Brief ▸
Without any omission, reproduce the records that follow.

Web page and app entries
*** Block opens ***
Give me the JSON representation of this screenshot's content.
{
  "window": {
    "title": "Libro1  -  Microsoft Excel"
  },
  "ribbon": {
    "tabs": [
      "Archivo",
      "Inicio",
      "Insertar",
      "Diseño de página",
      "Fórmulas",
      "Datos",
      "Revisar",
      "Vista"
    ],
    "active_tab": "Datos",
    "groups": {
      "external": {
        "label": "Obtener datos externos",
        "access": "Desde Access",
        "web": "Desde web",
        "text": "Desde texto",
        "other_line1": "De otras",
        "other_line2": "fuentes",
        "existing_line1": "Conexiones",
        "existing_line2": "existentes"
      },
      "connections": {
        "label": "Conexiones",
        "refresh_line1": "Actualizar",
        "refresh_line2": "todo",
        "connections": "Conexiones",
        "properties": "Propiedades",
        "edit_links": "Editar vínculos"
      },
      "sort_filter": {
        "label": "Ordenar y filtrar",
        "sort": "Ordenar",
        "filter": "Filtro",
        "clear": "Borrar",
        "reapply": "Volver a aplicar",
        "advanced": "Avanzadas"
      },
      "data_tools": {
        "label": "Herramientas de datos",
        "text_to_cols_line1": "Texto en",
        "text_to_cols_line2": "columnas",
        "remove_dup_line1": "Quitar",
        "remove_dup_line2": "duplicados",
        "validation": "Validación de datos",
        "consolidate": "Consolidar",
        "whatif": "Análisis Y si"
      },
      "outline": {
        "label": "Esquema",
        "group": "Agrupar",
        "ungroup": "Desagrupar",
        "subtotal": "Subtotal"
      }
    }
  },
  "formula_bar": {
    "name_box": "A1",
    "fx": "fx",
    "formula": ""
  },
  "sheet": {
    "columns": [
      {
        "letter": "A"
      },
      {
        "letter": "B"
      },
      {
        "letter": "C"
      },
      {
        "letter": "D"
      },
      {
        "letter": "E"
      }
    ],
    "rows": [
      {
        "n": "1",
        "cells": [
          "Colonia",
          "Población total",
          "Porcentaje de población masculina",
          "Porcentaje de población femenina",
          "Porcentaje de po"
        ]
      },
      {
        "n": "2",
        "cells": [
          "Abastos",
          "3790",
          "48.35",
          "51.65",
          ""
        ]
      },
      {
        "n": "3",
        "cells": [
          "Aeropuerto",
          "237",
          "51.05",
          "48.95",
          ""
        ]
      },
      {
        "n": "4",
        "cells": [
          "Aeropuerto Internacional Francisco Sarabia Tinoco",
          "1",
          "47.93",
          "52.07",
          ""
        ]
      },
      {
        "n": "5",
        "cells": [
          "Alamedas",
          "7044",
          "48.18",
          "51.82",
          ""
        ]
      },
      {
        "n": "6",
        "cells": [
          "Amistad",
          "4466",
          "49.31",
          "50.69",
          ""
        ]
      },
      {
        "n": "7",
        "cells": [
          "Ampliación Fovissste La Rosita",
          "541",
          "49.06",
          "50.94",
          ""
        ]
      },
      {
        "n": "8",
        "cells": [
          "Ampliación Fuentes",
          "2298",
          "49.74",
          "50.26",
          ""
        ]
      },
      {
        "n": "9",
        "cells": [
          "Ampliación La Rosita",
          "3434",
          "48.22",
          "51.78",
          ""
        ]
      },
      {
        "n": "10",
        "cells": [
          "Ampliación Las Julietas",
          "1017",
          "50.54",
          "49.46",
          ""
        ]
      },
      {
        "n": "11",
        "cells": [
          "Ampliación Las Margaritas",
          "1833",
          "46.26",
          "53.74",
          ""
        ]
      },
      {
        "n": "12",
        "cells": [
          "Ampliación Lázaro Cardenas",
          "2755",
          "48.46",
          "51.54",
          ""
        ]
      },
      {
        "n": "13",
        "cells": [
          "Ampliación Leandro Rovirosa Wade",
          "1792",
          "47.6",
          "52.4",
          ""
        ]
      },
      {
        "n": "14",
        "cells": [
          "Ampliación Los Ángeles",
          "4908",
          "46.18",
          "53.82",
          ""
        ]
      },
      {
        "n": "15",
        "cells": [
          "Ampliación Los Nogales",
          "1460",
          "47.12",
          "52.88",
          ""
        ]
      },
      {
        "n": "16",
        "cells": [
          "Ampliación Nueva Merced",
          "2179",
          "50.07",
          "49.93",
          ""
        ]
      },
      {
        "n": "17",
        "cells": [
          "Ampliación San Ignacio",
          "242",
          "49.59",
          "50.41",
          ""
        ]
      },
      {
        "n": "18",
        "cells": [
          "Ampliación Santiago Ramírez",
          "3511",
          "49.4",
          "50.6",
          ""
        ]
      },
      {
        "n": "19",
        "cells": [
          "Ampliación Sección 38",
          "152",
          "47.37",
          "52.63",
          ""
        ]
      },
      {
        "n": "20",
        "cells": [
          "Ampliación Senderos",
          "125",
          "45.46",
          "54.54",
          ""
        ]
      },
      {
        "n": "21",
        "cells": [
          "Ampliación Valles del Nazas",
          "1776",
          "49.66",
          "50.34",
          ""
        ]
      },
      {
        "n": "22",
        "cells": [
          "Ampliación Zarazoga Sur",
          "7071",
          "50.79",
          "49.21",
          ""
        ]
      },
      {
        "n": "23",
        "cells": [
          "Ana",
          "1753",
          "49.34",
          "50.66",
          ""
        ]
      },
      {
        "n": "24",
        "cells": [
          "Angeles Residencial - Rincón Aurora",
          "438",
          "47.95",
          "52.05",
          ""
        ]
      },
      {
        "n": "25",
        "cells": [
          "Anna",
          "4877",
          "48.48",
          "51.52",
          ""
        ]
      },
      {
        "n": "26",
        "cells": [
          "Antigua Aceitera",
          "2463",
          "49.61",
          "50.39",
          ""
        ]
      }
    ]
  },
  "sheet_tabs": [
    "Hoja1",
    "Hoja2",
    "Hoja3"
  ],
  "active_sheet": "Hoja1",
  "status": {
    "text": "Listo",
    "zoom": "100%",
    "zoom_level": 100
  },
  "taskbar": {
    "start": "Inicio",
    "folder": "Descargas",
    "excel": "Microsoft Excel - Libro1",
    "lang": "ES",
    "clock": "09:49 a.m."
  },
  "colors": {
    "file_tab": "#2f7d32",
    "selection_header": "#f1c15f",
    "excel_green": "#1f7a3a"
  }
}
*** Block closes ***
Result of the exercise ▸
Give me the JSON representation of this screenshot's content.
{
  "window": {
    "title": "Libro1  -  Microsoft Excel"
  },
  "ribbon": {
    "tabs": [
      "Archivo",
      "Inicio",
      "Insertar",
      "Diseño de página",
      "Fórmulas",
      "Datos",
      "Revisar",
      "Vista"
    ],
    "active_tab": "Datos",
    "groups": {
      "external": {
        "label": "Obtener datos externos",
        "access": "Desde Access",
        "web": "Desde web",
        "text": "Desde texto",
        "other_line1": "De otras",
        "other_line2": "fuentes",
        "existing_line1": "Conexiones",
        "existing_line2": "existentes"
      },
      "connections": {
        "label": "Conexiones",
        "refresh_line1": "Actualizar",
        "refresh_line2": "todo",
        "connections": "Conexiones",
        "properties": "Propiedades",
        "edit_links": "Editar vínculos"
      },
      "sort_filter": {
        "label": "Ordenar y filtrar",
        "sort": "Ordenar",
        "filter": "Filtro",
        "clear": "Borrar",
        "reapply": "Volver a aplicar",
        "advanced": "Avanzadas"
      },
      "data_tools": {
        "label": "Herramientas de datos",
        "text_to_cols_line1": "Texto en",
        "text_to_cols_line2": "columnas",
        "remove_dup_line1": "Quitar",
        "remove_dup_line2": "duplicados",
        "validation": "Validación de datos",
        "consolidate": "Consolidar",
        "whatif": "Análisis Y si"
      },
      "outline": {
        "label": "Esquema",
        "group": "Agrupar",
        "ungroup": "Desagrupar",
        "subtotal": "Subtotal"
      }
    }
  },
  "formula_bar": {
    "name_box": "A1",
    "fx": "fx",
    "formula": ""
  },
  "sheet": {
    "columns": [
      {
        "letter": "A"
      },
      {
        "letter": "B"
      },
      {
        "letter": "C"
      },
      {
        "letter": "D"
      },
      {
        "letter": "E"
      }
    ],
    "rows": [
      {
        "n": "1",
        "cells": [
          "Colonia",
          "Población total",
          "Porcentaje de población masculina",
          "Porcentaje de población femenina",
          "Porcentaje de po"
        ]
      },
      {
        "n": "2",
        "cells": [
          "Abastos",
          "3790",
          "48.35",
          "51.65",
          ""
        ]
      },
      {
        "n": "3",
        "cells": [
          "Aeropuerto",
          "237",
          "51.05",
          "48.95",
          ""
        ]
      },
      {
        "n": "4",
        "cells": [
          "Aeropuerto Internacional Francisco Sarabia Tinoco",
          "1",
          "47.93",
          "52.07",
          ""
        ]
      },
      {
        "n": "5",
        "cells": [
          "Alamedas",
          "7044",
          "48.18",
          "51.82",
          ""
        ]
      },
      {
        "n": "6",
        "cells": [
          "Amistad",
          "4466",
          "49.31",
          "50.69",
          ""
        ]
      },
      {
        "n": "7",
        "cells": [
          "Ampliación Fovissste La Rosita",
          "541",
          "49.06",
          "50.94",
          ""
        ]
      },
      {
        "n": "8",
        "cells": [
          "Ampliación Fuentes",
          "2298",
          "49.74",
          "50.26",
          ""
        ]
      },
      {
        "n": "9",
        "cells": [
          "Ampliación La Rosita",
          "3434",
          "48.22",
          "51.78",
          ""
        ]
      },
      {
        "n": "10",
        "cells": [
          "Ampliación Las Julietas",
          "1017",
          "50.54",
          "49.46",
          ""
        ]
      },
      {
        "n": "11",
        "cells": [
          "Ampliación Las Margaritas",
          "1833",
          "46.26",
          "53.74",
          ""
        ]
      },
      {
        "n": "12",
        "cells": [
          "Ampliación Lázaro Cardenas",
          "2755",
          "48.46",
          "51.54",
          ""
        ]
      },
      {
        "n": "13",
        "cells": [
          "Ampliación Leandro Rovirosa Wade",
          "1792",
          "47.6",
          "52.4",
          ""
        ]
      },
      {
        "n": "14",
        "cells": [
          "Ampliación Los Ángeles",
          "4908",
          "46.18",
          "53.82",
          ""
        ]
      },
      {
        "n": "15",
        "cells": [
          "Ampliación Los Nogales",
          "1460",
          "47.12",
          "52.88",
          ""
        ]
      },
      {
        "n": "16",
        "cells": [
          "Ampliación Nueva Merced",
          "2179",
          "50.07",
          "49.93",
          ""
        ]
      },
      {
        "n": "17",
        "cells": [
          "Ampliación San Ignacio",
          "242",
          "49.59",
          "50.41",
          ""
        ]
      },
      {
        "n": "18",
        "cells": [
          "Ampliación Santiago Ramírez",
          "3511",
          "49.4",
          "50.6",
          ""
        ]
      },
      {
        "n": "19",
        "cells": [
          "Ampliación Sección 38",
          "152",
          "47.37",
          "52.63",
          ""
        ]
      },
      {
        "n": "20",
        "cells": [
          "Ampliación Senderos",
          "125",
          "45.46",
          "54.54",
          ""
        ]
      },
      {
        "n": "21",
        "cells": [
          "Ampliación Valles del Nazas",
          "1776",
          "49.66",
          "50.34",
          ""
        ]
      },
      {
        "n": "22",
        "cells": [
          "Ampliación Zarazoga Sur",
          "7071",
          "50.79",
          "49.21",
          ""
        ]
      },
      {
        "n": "23",
        "cells": [
          "Ana",
          "1753",
          "49.34",
          "50.66",
          ""
        ]
      },
      {
        "n": "24",
        "cells": [
          "Angeles Residencial - Rincón Aurora",
          "438",
          "47.95",
          "52.05",
          ""
        ]
      },
      {
        "n": "25",
        "cells": [
          "Anna",
          "4877",
          "48.48",
          "51.52",
          ""
        ]
      },
      {
        "n": "26",
        "cells": [
          "Antigua Aceitera",
          "2463",
          "49.61",
          "50.39",
          ""
        ]
      }
    ]
  },
  "sheet_tabs": [
    "Hoja1",
    "Hoja2",
    "Hoja3"
  ],
  "active_sheet": "Hoja1",
  "status": {
    "text": "Listo",
    "zoom": "100%",
    "zoom_level": 100
  },
  "taskbar": {
    "start": "Inicio",
    "folder": "Descargas",
    "excel": "Microsoft Excel - Libro1",
    "lang": "ES",
    "clock": "09:49 a.m."
  },
  "colors": {
    "file_tab": "#2f7d32",
    "selection_header": "#f1c15f",
    "excel_green": "#1f7a3a"
  }
}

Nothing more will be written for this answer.